▶ _Information given_
*** Block opens ***
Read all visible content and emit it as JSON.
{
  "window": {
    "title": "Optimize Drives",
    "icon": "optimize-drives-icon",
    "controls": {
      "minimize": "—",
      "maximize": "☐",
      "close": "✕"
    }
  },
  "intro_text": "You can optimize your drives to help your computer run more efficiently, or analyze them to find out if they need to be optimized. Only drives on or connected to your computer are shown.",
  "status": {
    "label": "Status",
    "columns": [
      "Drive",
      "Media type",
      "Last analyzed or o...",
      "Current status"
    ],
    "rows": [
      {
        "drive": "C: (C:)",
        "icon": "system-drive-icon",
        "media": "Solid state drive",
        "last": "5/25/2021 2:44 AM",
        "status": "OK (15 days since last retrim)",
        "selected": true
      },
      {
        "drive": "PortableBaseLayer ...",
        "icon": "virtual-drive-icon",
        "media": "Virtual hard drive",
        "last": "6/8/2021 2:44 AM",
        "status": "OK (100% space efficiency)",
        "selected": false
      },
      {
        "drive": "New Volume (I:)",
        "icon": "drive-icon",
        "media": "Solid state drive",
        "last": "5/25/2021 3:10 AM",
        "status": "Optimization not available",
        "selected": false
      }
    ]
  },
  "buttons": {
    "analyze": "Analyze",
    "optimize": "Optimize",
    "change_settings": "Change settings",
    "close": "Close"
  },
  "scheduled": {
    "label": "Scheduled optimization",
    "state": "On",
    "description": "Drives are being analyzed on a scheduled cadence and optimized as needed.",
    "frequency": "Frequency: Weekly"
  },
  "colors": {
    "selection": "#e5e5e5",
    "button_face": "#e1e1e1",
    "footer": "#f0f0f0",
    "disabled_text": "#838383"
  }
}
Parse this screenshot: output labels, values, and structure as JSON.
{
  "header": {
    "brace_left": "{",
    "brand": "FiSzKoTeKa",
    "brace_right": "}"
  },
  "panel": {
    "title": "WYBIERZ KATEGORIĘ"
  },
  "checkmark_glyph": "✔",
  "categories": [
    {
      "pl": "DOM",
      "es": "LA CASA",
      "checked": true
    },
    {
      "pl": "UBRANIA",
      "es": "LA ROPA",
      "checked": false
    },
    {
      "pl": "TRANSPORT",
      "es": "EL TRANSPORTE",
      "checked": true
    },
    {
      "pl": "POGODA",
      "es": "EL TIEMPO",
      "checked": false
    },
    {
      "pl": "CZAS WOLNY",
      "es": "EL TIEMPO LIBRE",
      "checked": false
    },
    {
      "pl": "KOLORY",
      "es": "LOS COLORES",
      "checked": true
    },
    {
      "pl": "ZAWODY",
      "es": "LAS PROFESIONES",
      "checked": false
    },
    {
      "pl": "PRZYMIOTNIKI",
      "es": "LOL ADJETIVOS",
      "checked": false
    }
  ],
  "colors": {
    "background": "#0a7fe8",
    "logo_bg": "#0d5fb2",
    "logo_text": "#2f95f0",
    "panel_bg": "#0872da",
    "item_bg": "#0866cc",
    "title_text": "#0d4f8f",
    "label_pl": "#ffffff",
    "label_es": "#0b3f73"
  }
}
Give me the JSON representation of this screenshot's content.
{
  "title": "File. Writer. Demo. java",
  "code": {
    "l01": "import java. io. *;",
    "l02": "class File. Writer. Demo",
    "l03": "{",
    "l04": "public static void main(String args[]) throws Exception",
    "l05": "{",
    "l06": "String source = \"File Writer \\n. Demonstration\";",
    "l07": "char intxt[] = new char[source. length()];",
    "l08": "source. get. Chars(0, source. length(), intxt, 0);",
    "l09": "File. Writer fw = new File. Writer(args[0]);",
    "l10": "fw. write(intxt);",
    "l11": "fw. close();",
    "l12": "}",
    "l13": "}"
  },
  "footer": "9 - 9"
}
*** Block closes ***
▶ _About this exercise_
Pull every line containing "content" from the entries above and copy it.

▶ _Solution to this problem_
Read all visible content and emit it as JSON.
Give me the JSON representation of this screenshot's content.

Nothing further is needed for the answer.